Neprilysin is a neutral endopeptidase that degrades several vasoactive peptides, including natriuretic peptides (ANP, BNP) and bradykinin. Inhibition of neprilysin increases levels of these substances, which then counteract the effects of neurohormonal activation such as vasoconstriction and sodium retention. They work by blocking the RAAS system and lead to natriuresis and decrease cardiac hypertrophy and fibrosis.
Ivabradine, used for heart failure and tachycardia unresponsive to beta-blockers, is an inhibitor of the If or “I-funny” channel, which contributes to normal sinus node function. Its effect is to slow the heart rate by decreasing sinus node automaticity.
Diuretic therapy, especially loop diuretics, is the treatment of choice for the relief of acute pulmonary edema symptoms. Furosemide is the most commonly used.
Thiazide diuretics such as hydrochlorothiazide(HCTZ) are useful only in mild cases. Spironolactone and eplerenone (aldosterone antagonists) have been used as add-on therapy to ACE inhibitors in severe heart failure to prolong survival by presumed aldosterone inhibition.
Along with ACE inhibitors, beta-blockers have been demonstrated to decrease mortality, reduce hospitalizations, improve functional class, and improve ejection fraction. Start patients on beta-blockers after stabilization of symptoms with diuretic and ACE inhibitor therapy when blood pressure is normal or high.
Other vasodilators such as combination hydralazine/isosorbide may be used when ACE inhibitors and ARBs are not tolerated or contraindicated.

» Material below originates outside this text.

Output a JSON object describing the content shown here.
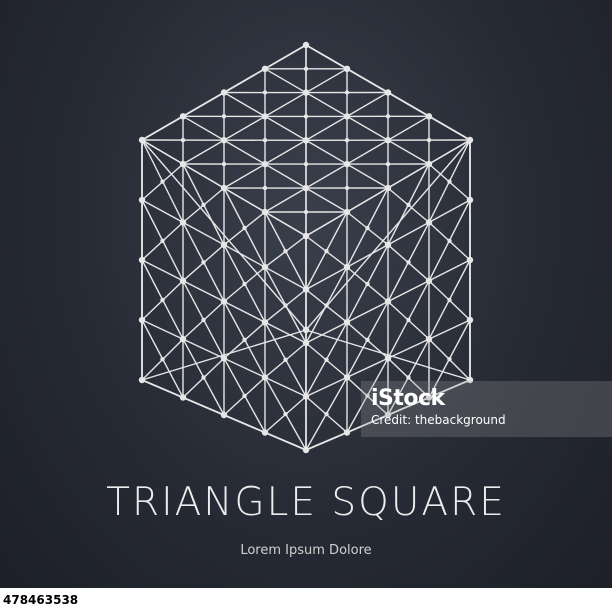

In severe HF and especially if there is no improvement of symptoms while the patient is on standard therapy of a diuretic, ACE inhibitor, and beta-blocker, the addition of spironolactone may be of benefit.
Spironolactone is used in patients with NYHA class III-IV. Once the patient is started on spironolactone, serum potassium levels have to be monitored closely to prevent hyperkalemia. Eplerenone is an alternative to spironolactone that does not cause gynecomastia.

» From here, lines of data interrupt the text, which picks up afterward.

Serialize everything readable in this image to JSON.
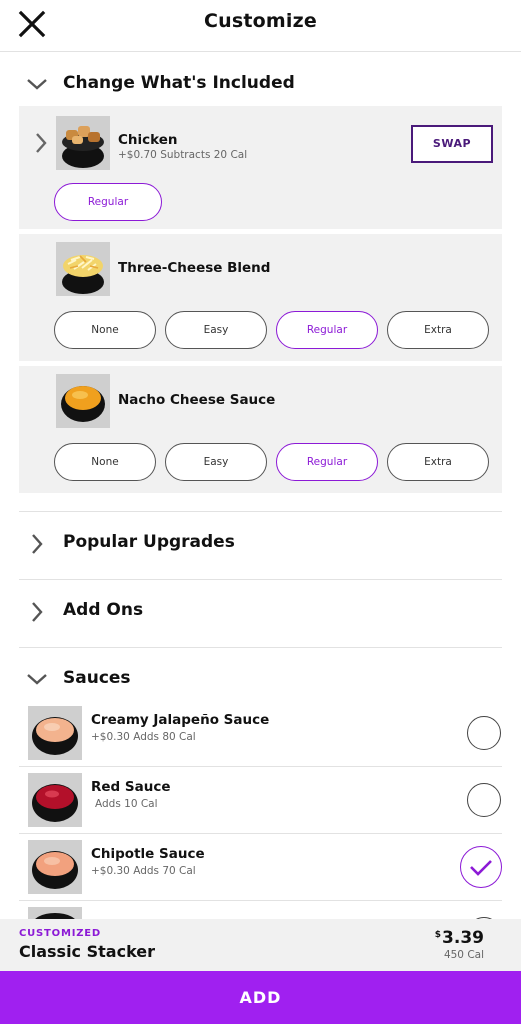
{
  "header": {
    "title": "Customize",
    "close_icon": "close-icon"
  },
  "sections": {
    "included": {
      "label": "Change What's Included",
      "expanded": true
    },
    "popular": {
      "label": "Popular Upgrades",
      "expanded": false
    },
    "addons": {
      "label": "Add Ons",
      "expanded": false
    },
    "sauces": {
      "label": "Sauces",
      "expanded": true
    }
  },
  "included_items": [
    {
      "name": "Chicken",
      "price": "+$0.70",
      "cal": "Subtracts 20 Cal",
      "swap_label": "SWAP",
      "selected_option": "Regular"
    },
    {
      "name": "Three-Cheese Blend",
      "options": [
        "None",
        "Easy",
        "Regular",
        "Extra"
      ],
      "selected": "Regular"
    },
    {
      "name": "Nacho Cheese Sauce",
      "options": [
        "None",
        "Easy",
        "Regular",
        "Extra"
      ],
      "selected": "Regular"
    }
  ],
  "sauces": [
    {
      "name": "Creamy Jalapeño Sauce",
      "price": "+$0.30",
      "cal": "Adds 80 Cal",
      "checked": false
    },
    {
      "name": "Red Sauce",
      "price": "",
      "cal": "Adds 10 Cal",
      "checked": false
    },
    {
      "name": "Chipotle Sauce",
      "price": "+$0.30",
      "cal": "Adds 70 Cal",
      "checked": true
    }
  ],
  "footer": {
    "tag": "CUSTOMIZED",
    "product": "Classic Stacker",
    "price_symbol": "$",
    "price": "3.39",
    "cal": "450 Cal"
  },
  "add_button": {
    "label": "ADD"
  },
  "colors": {
    "accent": "#a020f0",
    "selected": "#8c1ad6",
    "swap": "#4a1a7a",
    "card_bg": "#f1f1f1"
  }
}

The addition of inotropic agents to patients with severe HF improves symptoms and quality of life and reduces hospitalizations. The most commonly used inotropic agent is digitalis.

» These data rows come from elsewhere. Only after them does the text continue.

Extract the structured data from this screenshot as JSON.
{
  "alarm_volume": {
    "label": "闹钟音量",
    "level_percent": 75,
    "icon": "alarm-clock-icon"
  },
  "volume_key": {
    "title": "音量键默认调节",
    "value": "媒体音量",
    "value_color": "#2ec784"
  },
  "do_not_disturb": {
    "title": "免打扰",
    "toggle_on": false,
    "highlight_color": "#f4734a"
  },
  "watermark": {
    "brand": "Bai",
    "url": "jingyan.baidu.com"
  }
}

Digitalis inhibits Na+/K+ - ATPase pump which results in increased intracellular concentration of Na+ and decreased exchanges of intracellular Ca2+. The end result is an in systolic dysfunction increase in intracellular concentration of Ca2+ which results in improved cardiac contractility.
Cardiac glycosides work by inhibition of Na+/K+-ATPase pump, which results in: Increased intracellular concentration of Na+ Decreased exchange of intracellular Ca2+ for extracellular Na+. The end result is an increase in the intracellular concentration of Ca2+, which gives the (+) inotropic effect characteristic of glycosides
Digitalis will increase both the force and the velocity of the myocardial contraction. It will also promote a more complete emptying of the ventricles.
Digitalis should only be added after all drugs that reduce mortality have been tried. Then it can be used for the treatment of systolic HF, atrial fibrillation/flutter, and paroxysmal atrial tachycardia/SVT.
The serum potassium should be carefully monitored in all patients taking digitalis. Remember that K+ and digitalis compete for myocardium binding sites.
Hyperkalemia will decrease digitalis action, whereas hypokalemia increases digitalis toxicity.
Toxic effects of digitalis include nausea and vomiting; gynecomastia; blurred vision; yellow halo around objects; arrhythmias (commonly paroxysmal atrial tachycardia) with block PVCs (premature ventricular contractions), and bradycardia.
Treatment for intoxication is to stop the drug, add lidocaine and phenytoin (for arrhythmia). Digibind is used only for an acute overdose.